Cost.  Because of the technology used to create Tencel, as well as its limited production, organic cotton comes out on top in an economical perspective. Organic cotton is more easily farmed and widely harvested, and many areas of India have switched from tradition to organic farming practices.

Availability. Many cottons are widely available globally, with a particularly concentrated market in India. Tencel is currently only produced in Lenzig’s facility in Austria. Organic cotton, however, is being sold faster than it is being produced.

While both fibers are grown free of pesticides and are vastly versatile, the production of Tencel is more controlled and carefully thought out. While the quality of organic cotton can vary, Tencel is controlled at every stage, allowing for a more quality product. It’s also the softer, stronger, more durable fiber with better color retention.

Organic cotton is more widely available and more cost effective, but its harvesting and production processes vary widely around the world, which has led to a lack of governing sustainability practices and makes it difficult to find legitimately organic cotton. That said, it’s definitely possible — Pact, for example, is well-known for its reliance on high-quality organic cotton Both materials have their environmental benefits, so it’s worth weighing up the individual features of each fiber before determining what’s best for your supply chain.

Thinking about sourcing sustainable fibers?
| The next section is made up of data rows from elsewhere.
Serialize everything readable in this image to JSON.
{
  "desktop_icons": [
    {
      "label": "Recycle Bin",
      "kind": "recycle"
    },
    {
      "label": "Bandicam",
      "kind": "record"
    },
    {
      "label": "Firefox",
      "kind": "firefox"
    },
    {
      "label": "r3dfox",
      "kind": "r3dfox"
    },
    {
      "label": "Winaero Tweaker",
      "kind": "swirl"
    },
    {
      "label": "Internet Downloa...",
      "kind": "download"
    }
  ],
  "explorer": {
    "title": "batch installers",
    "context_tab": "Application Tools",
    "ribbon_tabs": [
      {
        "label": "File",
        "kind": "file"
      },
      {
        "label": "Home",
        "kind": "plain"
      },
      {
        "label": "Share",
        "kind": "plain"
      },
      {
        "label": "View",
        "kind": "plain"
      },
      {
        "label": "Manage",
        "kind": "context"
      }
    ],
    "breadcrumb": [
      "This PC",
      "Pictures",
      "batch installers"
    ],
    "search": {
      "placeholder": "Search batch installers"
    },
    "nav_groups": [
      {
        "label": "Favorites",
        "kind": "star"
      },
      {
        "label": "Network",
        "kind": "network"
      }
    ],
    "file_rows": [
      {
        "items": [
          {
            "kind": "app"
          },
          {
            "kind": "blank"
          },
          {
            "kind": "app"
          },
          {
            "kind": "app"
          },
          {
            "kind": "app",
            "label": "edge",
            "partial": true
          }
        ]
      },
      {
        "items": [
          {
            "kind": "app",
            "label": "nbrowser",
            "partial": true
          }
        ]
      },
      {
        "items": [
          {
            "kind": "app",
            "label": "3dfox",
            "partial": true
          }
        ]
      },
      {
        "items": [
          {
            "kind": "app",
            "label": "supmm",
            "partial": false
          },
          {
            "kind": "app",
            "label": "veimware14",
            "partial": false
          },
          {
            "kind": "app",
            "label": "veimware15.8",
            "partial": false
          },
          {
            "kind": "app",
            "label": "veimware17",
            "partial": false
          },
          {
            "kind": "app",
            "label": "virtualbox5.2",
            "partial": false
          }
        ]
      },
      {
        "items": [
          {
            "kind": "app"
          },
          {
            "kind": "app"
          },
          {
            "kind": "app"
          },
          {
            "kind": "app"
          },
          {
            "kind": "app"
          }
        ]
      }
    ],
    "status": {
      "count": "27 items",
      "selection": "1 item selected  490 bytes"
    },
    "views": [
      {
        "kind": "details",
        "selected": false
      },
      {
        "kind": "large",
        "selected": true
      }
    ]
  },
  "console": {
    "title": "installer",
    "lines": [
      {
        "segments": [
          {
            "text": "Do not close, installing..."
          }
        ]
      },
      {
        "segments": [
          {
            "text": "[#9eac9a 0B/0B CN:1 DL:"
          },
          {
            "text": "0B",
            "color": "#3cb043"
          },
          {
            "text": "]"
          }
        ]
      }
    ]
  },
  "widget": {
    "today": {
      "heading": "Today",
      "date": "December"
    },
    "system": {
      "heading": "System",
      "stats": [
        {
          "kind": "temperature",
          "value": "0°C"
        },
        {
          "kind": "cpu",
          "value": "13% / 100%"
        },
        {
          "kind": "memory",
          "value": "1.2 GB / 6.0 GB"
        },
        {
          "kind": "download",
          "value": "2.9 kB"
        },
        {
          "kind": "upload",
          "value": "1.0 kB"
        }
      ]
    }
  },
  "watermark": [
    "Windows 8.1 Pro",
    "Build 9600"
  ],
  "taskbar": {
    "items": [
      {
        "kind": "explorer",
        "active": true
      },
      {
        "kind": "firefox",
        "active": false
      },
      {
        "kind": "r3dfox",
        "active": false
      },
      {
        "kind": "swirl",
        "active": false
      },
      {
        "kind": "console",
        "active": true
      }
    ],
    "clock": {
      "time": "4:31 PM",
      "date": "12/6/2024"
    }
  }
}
If you’re an apparel brand looking for a stronger, greener way forward, Tencel is a fantastic sustainable option. It edges out most of its competing fabrics in all categories, producing fewer carbon emissions, using less water, and focusing on long-term sustainability and responsible harvesting practices. It’s soft, durable, recyclable, and biodegradable, making it a dependable and wise choice for consumers.

For more practical examples of how fashion brands are integrating sustainable materials into their supply chains, download our free Green Fabric Guide. This helpful guide to eco-friendly fabrics covers important considerations for material sourcing in the apparel industry and evaluates the environmental impact of popular fibers, including linen, Tencel, hemp, bamboo, organic cotton, and recycled cotton and polyester.

Green Fabric Guide (Linkedin)-1

About Amelia Zimmerman

Amelia Zimmerman is an ESG and sustainability writer. She lives in Toronto with her puppy and her partner, and she is passionate about using storytelling techniques to help people understand and act on climate change.